The law also provides for the President to impose sanctions on people held responsible for serious human rights violations in Hong Kong. Another law banning the export of tear gas, rubber bullets, water cannons and handcuffs to the Hong Kong police was unanimously approved by both the House and the Senate.

Republican Senator Marco Rubio praised Trump for signing the laws. "The United States now has significant tools to prevent Beijing from further influencing and interfering with Hong Kong's internal affairs," he said. Democratic Senator Bob Menendez said the laws have a clear message for the people of Hong Kong who resisted the erosion of their democracy: "We support you".

Trump leaves the backdoor open

China's Foreign Minister Wang Yi, on the other hand, had already criticized the Congress after the adoption that "the ordinance on human rights and democracy" was a blatant interference in China's internal affairs. Basically, it's about throwing Hong Kong further into chaos or even destroying it.

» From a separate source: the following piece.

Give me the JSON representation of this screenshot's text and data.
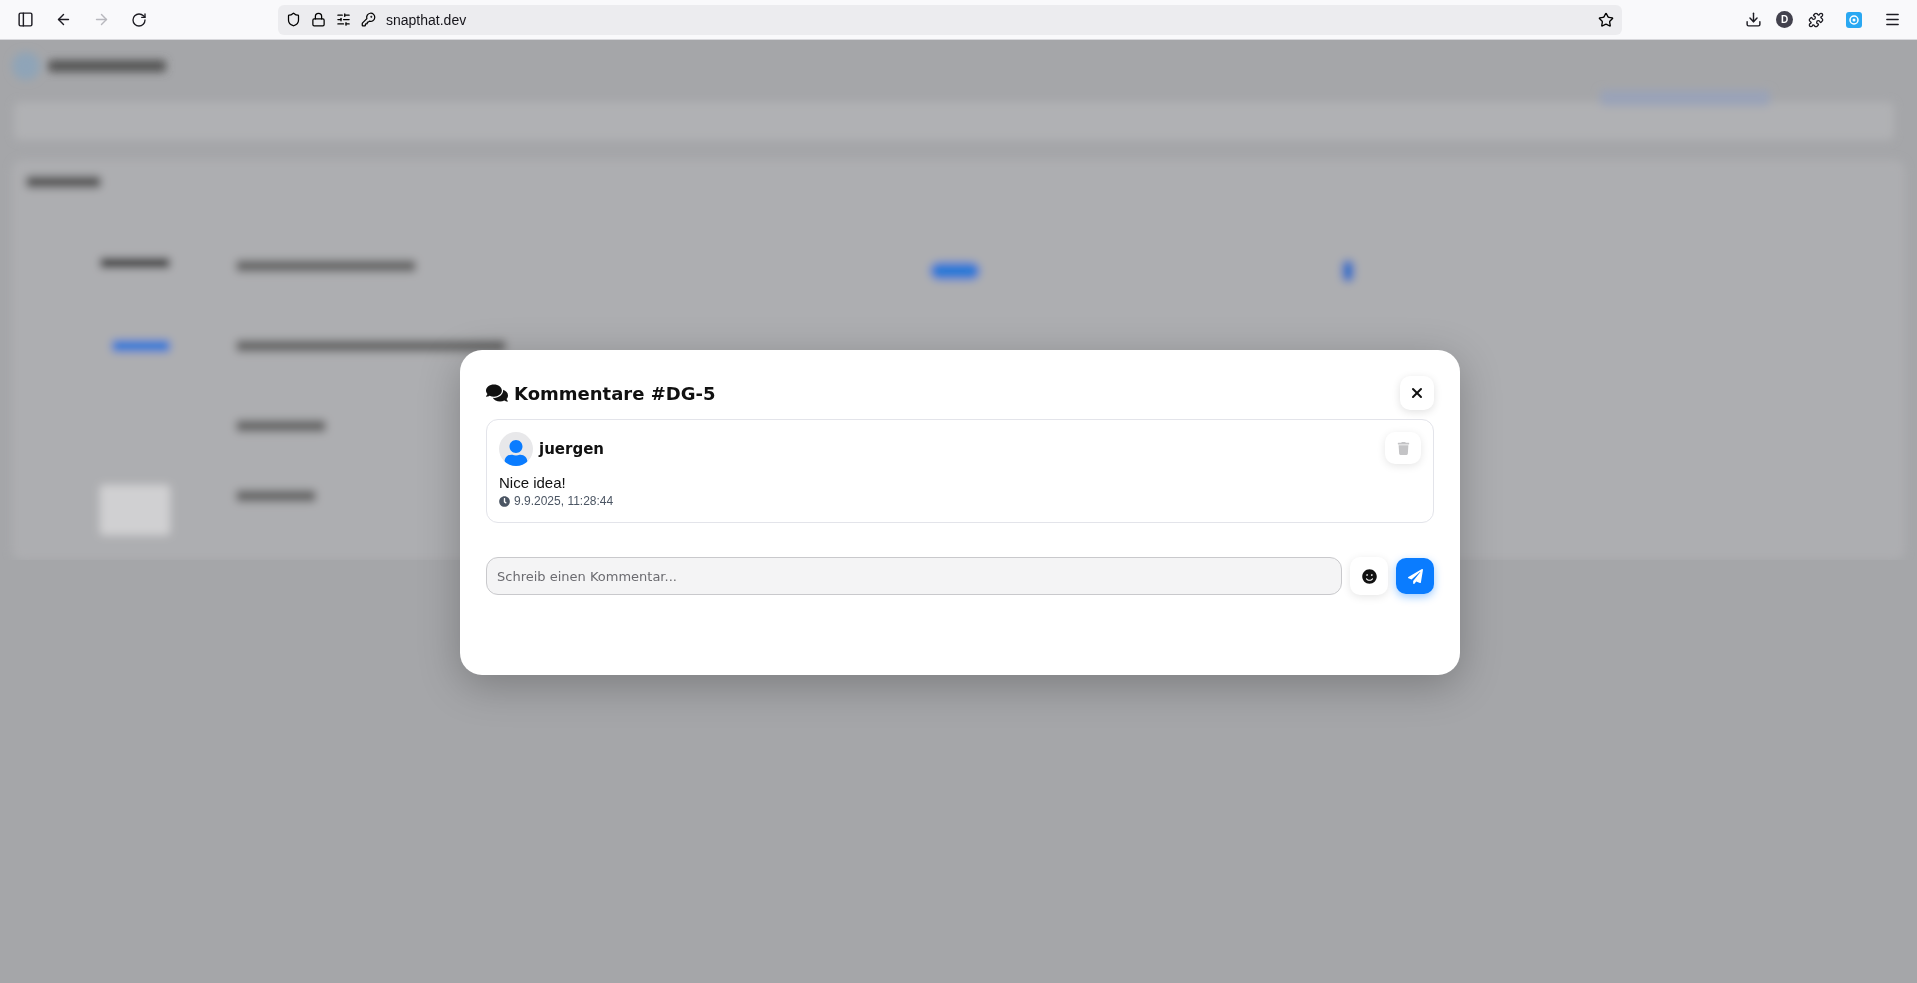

Trump, however, apparently tried to keep a small loophole open. The government will treat parts of the differentiated laws, so as not to compromise the constitutional authority of the president in matters of foreign policy, wrote Trump after the signing. Initially, the White House did not explain to which steps the restriction was applied. Given the bipartisan support in Congress, the president may have no choice but to apply the law.

The protests in Hong Kong have been going on for five months. They are directed against the government, the brutal police actions and the growing influence of the communist leadership in Beijing. Since its return to China in 1997, Hong Kong has been governed independently by Chinese sovereignty according to the "one country, two systems" principle. Unlike the people of the PRC, the seven million Hong Kong residents enjoy far-reaching rights such as freedom of assembly and expression. Meanwhile, they fear that their freedoms are increasingly limited.